Today is Kurman Bairam, a big Muslim religious holiday. It’s an official day off and according to the tradition you have to cook special ethnic meals today and visit your family and friends. Three people brought food from their homes to my organization’s office today. Meanwhile, I am thinking about gender and religion. Just to give a glimpse of what visual images I have of Islam. The picture shows a square full of praying men, this is the usual start of Muslim religious holidays in Kyrgyzstan. Women are not supposed to pray close to men. One of the reasons I know of is that the kneeling may expose parts of women’s bodies (because women are supposed to cover their ‘seductive’ ‘bodies completely, yet it does not save them from ‘revealing’ when they kneel as they are not supposed to wear trousers).
I am not a Muslim woman and I do not know how it feels not to be able to attend a funeral ceremony at the cemetery or pray at the same square with men on a religious holiday. What I do know is that some intepretations of Islam bring enournous harm to women. Read an article today about sexual relations in Iran, it is scary. 12-year-old women being married, rape in marriage being a common thing and of course a taboo issue. To name some other ways to control women’s bodies: virginity testing in state clinics, stoning for alleged adultery, honor killings of women who allegedly had premarital sex by their families, death sentence for same-sex affection.

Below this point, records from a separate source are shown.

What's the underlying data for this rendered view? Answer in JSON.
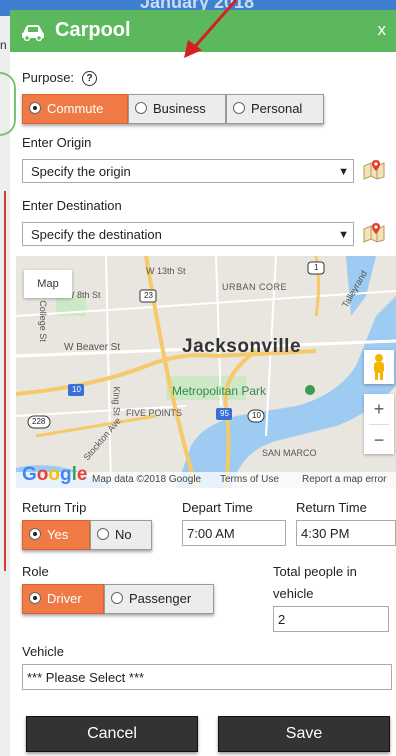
{
  "background": {
    "title": "January 2018",
    "left_text": "n"
  },
  "header": {
    "title": "Carpool",
    "close": "x",
    "icon": "car-icon"
  },
  "purpose": {
    "label": "Purpose:",
    "help": "?",
    "options": [
      "Commute",
      "Business",
      "Personal"
    ],
    "selected": "Commute"
  },
  "origin": {
    "label": "Enter Origin",
    "value": "Specify the origin"
  },
  "destination": {
    "label": "Enter Destination",
    "value": "Specify the destination"
  },
  "map": {
    "type_button": "Map",
    "city": "Jacksonville",
    "park": "Metropolitan Park",
    "labels": {
      "w13th": "W 13th St",
      "urban_core": "URBAN CORE",
      "w_beaver": "W Beaver St",
      "five_points": "FIVE POINTS",
      "san_marco": "SAN MARCO",
      "talleyrand": "Talleyrand",
      "w_ave": "W 8th St",
      "king": "King St",
      "brooklyn": "Stockton Ave",
      "roosevelt": "College St"
    },
    "shields": {
      "s1": "1",
      "s23": "23",
      "s10": "10",
      "s95": "95",
      "s228": "228",
      "s10b": "10"
    },
    "footer": {
      "data": "Map data ©2018 Google",
      "terms": "Terms of Use",
      "report": "Report a map error"
    },
    "google": "Google",
    "zoom_in": "+",
    "zoom_out": "−"
  },
  "return_trip": {
    "label": "Return Trip",
    "options": [
      "Yes",
      "No"
    ],
    "selected": "Yes"
  },
  "depart": {
    "label": "Depart Time",
    "value": "7:00 AM"
  },
  "return_time": {
    "label": "Return Time",
    "value": "4:30 PM"
  },
  "role": {
    "label": "Role",
    "options": [
      "Driver",
      "Passenger"
    ],
    "selected": "Driver"
  },
  "total": {
    "label_line1": "Total people in",
    "label_line2": "vehicle",
    "value": "2"
  },
  "vehicle": {
    "label": "Vehicle",
    "value": "*** Please Select ***"
  },
  "buttons": {
    "cancel": "Cancel",
    "save": "Save"
  },
  "colors": {
    "header": "#5cb85c",
    "selected": "#f07a45",
    "button": "#333333"
  }
}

It scares me that I see more women in Kyrgyzstan following religious traditions. More women wear head scarves, more men come to the square to pray on religious holidays, some state leaders are openly supported by states with Sharia law. I do not want women in Kyrgyzstan to experience what their sisters go through in Iran. I would not wish anyone to go through a virginity check or a rape.